[Extracted records]
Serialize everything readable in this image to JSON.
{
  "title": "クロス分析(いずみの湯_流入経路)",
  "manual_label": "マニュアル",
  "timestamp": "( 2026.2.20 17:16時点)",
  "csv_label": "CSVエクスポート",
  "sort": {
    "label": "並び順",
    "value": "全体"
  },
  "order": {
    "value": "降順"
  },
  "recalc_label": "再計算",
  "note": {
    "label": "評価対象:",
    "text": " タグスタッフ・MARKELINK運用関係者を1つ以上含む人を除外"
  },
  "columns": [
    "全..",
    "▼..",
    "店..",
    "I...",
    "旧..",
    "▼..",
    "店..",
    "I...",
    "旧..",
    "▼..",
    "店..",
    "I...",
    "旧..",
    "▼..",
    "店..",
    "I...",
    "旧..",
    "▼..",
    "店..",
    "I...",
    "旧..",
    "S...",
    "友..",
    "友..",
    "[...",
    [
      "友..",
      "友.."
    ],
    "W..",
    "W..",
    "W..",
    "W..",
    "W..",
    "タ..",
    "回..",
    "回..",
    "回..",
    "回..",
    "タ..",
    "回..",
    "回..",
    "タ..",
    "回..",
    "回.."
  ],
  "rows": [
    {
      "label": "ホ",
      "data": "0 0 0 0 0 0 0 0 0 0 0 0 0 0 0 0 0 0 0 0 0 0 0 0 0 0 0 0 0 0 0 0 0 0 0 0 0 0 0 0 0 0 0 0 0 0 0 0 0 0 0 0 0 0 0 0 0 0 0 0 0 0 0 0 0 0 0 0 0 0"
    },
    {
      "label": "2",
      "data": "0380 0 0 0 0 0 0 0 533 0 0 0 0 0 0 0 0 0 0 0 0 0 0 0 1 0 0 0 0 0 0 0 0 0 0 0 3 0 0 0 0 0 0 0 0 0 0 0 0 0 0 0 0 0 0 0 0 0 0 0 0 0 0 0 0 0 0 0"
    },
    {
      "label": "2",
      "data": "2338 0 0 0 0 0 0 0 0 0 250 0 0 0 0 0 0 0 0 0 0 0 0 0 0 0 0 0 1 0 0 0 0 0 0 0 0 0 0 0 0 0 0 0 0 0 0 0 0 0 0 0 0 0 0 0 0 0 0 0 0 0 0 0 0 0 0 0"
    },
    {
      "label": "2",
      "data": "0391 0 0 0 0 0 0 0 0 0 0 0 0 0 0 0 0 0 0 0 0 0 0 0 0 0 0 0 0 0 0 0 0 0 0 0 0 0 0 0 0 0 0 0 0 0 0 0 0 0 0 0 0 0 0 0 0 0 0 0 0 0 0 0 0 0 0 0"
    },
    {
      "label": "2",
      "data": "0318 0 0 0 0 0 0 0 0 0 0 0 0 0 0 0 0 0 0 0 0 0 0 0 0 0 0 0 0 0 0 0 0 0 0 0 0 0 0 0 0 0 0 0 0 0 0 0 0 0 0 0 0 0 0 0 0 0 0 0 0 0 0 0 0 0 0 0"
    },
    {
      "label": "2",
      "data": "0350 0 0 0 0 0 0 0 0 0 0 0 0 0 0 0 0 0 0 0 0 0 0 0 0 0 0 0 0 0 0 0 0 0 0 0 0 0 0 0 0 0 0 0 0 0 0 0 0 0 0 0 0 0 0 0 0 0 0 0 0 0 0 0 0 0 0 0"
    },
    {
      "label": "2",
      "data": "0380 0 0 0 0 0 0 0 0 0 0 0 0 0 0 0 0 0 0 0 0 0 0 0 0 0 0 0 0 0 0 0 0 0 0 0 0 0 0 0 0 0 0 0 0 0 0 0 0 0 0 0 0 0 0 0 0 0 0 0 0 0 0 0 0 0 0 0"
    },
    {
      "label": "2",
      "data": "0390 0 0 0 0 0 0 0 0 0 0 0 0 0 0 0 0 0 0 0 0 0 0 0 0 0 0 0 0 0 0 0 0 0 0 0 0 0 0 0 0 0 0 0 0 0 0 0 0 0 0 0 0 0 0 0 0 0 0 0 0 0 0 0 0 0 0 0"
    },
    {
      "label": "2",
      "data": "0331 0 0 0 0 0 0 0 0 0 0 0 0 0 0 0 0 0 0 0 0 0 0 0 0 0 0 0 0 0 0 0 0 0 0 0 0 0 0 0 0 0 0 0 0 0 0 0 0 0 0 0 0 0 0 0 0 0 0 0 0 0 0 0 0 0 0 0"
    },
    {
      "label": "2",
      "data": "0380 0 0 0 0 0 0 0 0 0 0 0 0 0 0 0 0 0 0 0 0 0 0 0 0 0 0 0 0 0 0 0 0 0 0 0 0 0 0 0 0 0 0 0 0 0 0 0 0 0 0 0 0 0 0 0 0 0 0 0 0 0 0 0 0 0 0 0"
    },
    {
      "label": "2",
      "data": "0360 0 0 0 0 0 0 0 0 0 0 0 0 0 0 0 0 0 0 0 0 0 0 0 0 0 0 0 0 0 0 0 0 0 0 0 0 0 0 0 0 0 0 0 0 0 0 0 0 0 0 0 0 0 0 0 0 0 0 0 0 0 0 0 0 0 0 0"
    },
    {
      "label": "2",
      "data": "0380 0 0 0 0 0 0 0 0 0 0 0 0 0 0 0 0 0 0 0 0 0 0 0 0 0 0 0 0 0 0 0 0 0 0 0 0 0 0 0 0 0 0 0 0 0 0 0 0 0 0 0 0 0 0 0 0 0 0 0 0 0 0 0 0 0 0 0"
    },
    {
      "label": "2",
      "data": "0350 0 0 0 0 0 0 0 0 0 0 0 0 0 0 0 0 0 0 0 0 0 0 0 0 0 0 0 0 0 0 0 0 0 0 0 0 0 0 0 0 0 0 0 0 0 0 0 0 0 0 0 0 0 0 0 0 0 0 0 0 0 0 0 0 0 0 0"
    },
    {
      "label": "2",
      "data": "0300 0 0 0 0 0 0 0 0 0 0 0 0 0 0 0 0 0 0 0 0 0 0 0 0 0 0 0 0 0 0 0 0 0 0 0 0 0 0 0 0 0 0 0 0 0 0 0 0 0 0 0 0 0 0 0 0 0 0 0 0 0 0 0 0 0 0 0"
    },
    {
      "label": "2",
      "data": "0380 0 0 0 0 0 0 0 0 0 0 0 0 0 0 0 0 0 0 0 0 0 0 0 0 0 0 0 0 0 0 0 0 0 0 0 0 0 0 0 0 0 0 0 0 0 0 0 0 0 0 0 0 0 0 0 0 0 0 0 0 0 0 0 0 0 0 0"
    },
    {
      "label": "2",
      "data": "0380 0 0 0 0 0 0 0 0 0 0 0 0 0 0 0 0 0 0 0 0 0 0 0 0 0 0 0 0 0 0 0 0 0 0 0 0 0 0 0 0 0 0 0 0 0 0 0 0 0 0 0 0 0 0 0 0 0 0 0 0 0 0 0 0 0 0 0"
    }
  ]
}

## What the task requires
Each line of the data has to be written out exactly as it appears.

## Output of the exercise
Serialize everything readable in this image to JSON.
{
  "title": "クロス分析(いずみの湯_流入経路)",
  "manual_label": "マニュアル",
  "timestamp": "( 2026.2.20 17:16時点)",
  "csv_label": "CSVエクスポート",
  "sort": {
    "label": "並び順",
    "value": "全体"
  },
  "order": {
    "value": "降順"
  },
  "recalc_label": "再計算",
  "note": {
    "label": "評価対象:",
    "text": " タグスタッフ・MARKELINK運用関係者を1つ以上含む人を除外"
  },
  "columns": [
    "全..",
    "▼..",
    "店..",
    "I...",
    "旧..",
    "▼..",
    "店..",
    "I...",
    "旧..",
    "▼..",
    "店..",
    "I...",
    "旧..",
    "▼..",
    "店..",
    "I...",
    "旧..",
    "▼..",
    "店..",
    "I...",
    "旧..",
    "S...",
    "友..",
    "友..",
    "[...",
    [
      "友..",
      "友.."
    ],
    "W..",
    "W..",
    "W..",
    "W..",
    "W..",
    "タ..",
    "回..",
    "回..",
    "回..",
    "回..",
    "タ..",
    "回..",
    "回..",
    "タ..",
    "回..",
    "回.."
  ],
  "rows": [
    {
      "label": "ホ",
      "data": "0 0 0 0 0 0 0 0 0 0 0 0 0 0 0 0 0 0 0 0 0 0 0 0 0 0 0 0 0 0 0 0 0 0 0 0 0 0 0 0 0 0 0 0 0 0 0 0 0 0 0 0 0 0 0 0 0 0 0 0 0 0 0 0 0 0 0 0 0 0"
    },
    {
      "label": "2",
      "data": "0380 0 0 0 0 0 0 0 533 0 0 0 0 0 0 0 0 0 0 0 0 0 0 0 1 0 0 0 0 0 0 0 0 0 0 0 3 0 0 0 0 0 0 0 0 0 0 0 0 0 0 0 0 0 0 0 0 0 0 0 0 0 0 0 0 0 0 0"
    },
    {
      "label": "2",
      "data": "2338 0 0 0 0 0 0 0 0 0 250 0 0 0 0 0 0 0 0 0 0 0 0 0 0 0 0 0 1 0 0 0 0 0 0 0 0 0 0 0 0 0 0 0 0 0 0 0 0 0 0 0 0 0 0 0 0 0 0 0 0 0 0 0 0 0 0 0"
    },
    {
      "label": "2",
      "data": "0391 0 0 0 0 0 0 0 0 0 0 0 0 0 0 0 0 0 0 0 0 0 0 0 0 0 0 0 0 0 0 0 0 0 0 0 0 0 0 0 0 0 0 0 0 0 0 0 0 0 0 0 0 0 0 0 0 0 0 0 0 0 0 0 0 0 0 0"
    },
    {
      "label": "2",
      "data": "0318 0 0 0 0 0 0 0 0 0 0 0 0 0 0 0 0 0 0 0 0 0 0 0 0 0 0 0 0 0 0 0 0 0 0 0 0 0 0 0 0 0 0 0 0 0 0 0 0 0 0 0 0 0 0 0 0 0 0 0 0 0 0 0 0 0 0 0"
    },
    {
      "label": "2",
      "data": "0350 0 0 0 0 0 0 0 0 0 0 0 0 0 0 0 0 0 0 0 0 0 0 0 0 0 0 0 0 0 0 0 0 0 0 0 0 0 0 0 0 0 0 0 0 0 0 0 0 0 0 0 0 0 0 0 0 0 0 0 0 0 0 0 0 0 0 0"
    },
    {
      "label": "2",
      "data": "0380 0 0 0 0 0 0 0 0 0 0 0 0 0 0 0 0 0 0 0 0 0 0 0 0 0 0 0 0 0 0 0 0 0 0 0 0 0 0 0 0 0 0 0 0 0 0 0 0 0 0 0 0 0 0 0 0 0 0 0 0 0 0 0 0 0 0 0"
    },
    {
      "label": "2",
      "data": "0390 0 0 0 0 0 0 0 0 0 0 0 0 0 0 0 0 0 0 0 0 0 0 0 0 0 0 0 0 0 0 0 0 0 0 0 0 0 0 0 0 0 0 0 0 0 0 0 0 0 0 0 0 0 0 0 0 0 0 0 0 0 0 0 0 0 0 0"
    },
    {
      "label": "2",
      "data": "0331 0 0 0 0 0 0 0 0 0 0 0 0 0 0 0 0 0 0 0 0 0 0 0 0 0 0 0 0 0 0 0 0 0 0 0 0 0 0 0 0 0 0 0 0 0 0 0 0 0 0 0 0 0 0 0 0 0 0 0 0 0 0 0 0 0 0 0"
    },
    {
      "label": "2",
      "data": "0380 0 0 0 0 0 0 0 0 0 0 0 0 0 0 0 0 0 0 0 0 0 0 0 0 0 0 0 0 0 0 0 0 0 0 0 0 0 0 0 0 0 0 0 0 0 0 0 0 0 0 0 0 0 0 0 0 0 0 0 0 0 0 0 0 0 0 0"
    },
    {
      "label": "2",
      "data": "0360 0 0 0 0 0 0 0 0 0 0 0 0 0 0 0 0 0 0 0 0 0 0 0 0 0 0 0 0 0 0 0 0 0 0 0 0 0 0 0 0 0 0 0 0 0 0 0 0 0 0 0 0 0 0 0 0 0 0 0 0 0 0 0 0 0 0 0"
    },
    {
      "label": "2",
      "data": "0380 0 0 0 0 0 0 0 0 0 0 0 0 0 0 0 0 0 0 0 0 0 0 0 0 0 0 0 0 0 0 0 0 0 0 0 0 0 0 0 0 0 0 0 0 0 0 0 0 0 0 0 0 0 0 0 0 0 0 0 0 0 0 0 0 0 0 0"
    },
    {
      "label": "2",
      "data": "0350 0 0 0 0 0 0 0 0 0 0 0 0 0 0 0 0 0 0 0 0 0 0 0 0 0 0 0 0 0 0 0 0 0 0 0 0 0 0 0 0 0 0 0 0 0 0 0 0 0 0 0 0 0 0 0 0 0 0 0 0 0 0 0 0 0 0 0"
    },
    {
      "label": "2",
      "data": "0300 0 0 0 0 0 0 0 0 0 0 0 0 0 0 0 0 0 0 0 0 0 0 0 0 0 0 0 0 0 0 0 0 0 0 0 0 0 0 0 0 0 0 0 0 0 0 0 0 0 0 0 0 0 0 0 0 0 0 0 0 0 0 0 0 0 0 0"
    },
    {
      "label": "2",
      "data": "0380 0 0 0 0 0 0 0 0 0 0 0 0 0 0 0 0 0 0 0 0 0 0 0 0 0 0 0 0 0 0 0 0 0 0 0 0 0 0 0 0 0 0 0 0 0 0 0 0 0 0 0 0 0 0 0 0 0 0 0 0 0 0 0 0 0 0 0"
    },
    {
      "label": "2",
      "data": "0380 0 0 0 0 0 0 0 0 0 0 0 0 0 0 0 0 0 0 0 0 0 0 0 0 0 0 0 0 0 0 0 0 0 0 0 0 0 0 0 0 0 0 0 0 0 0 0 0 0 0 0 0 0 0 0 0 0 0 0 0 0 0 0 0 0 0 0"
    }
  ]
}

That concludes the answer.